### What to work on
The word "image" occurs in some of the lines below; copy each of those lines.

### Excerpted records
====================
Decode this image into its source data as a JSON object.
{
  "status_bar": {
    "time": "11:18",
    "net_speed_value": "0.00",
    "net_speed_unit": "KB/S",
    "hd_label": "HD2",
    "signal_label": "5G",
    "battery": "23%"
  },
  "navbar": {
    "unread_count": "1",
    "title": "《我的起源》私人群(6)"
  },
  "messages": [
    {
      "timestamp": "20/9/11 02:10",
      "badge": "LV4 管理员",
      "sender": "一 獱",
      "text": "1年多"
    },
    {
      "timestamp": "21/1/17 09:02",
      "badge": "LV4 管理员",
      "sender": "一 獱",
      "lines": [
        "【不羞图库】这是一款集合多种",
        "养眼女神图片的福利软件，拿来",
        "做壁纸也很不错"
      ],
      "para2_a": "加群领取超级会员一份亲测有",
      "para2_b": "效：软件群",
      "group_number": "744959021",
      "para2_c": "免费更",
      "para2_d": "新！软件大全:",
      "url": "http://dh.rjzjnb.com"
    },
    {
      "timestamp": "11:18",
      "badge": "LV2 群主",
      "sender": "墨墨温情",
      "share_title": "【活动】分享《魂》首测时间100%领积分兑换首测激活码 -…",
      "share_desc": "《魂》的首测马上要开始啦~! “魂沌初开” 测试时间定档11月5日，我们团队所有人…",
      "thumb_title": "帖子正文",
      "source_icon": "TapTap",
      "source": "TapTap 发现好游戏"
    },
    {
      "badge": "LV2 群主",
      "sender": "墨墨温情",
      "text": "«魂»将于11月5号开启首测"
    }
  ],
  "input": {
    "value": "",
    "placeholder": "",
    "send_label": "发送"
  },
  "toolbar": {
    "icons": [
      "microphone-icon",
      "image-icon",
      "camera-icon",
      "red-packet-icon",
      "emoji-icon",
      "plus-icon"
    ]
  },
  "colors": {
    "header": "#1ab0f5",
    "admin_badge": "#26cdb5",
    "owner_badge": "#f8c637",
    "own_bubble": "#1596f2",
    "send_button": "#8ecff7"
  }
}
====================
### Result for this exercise
Decode this image into its source data as a JSON object.
      "image-icon",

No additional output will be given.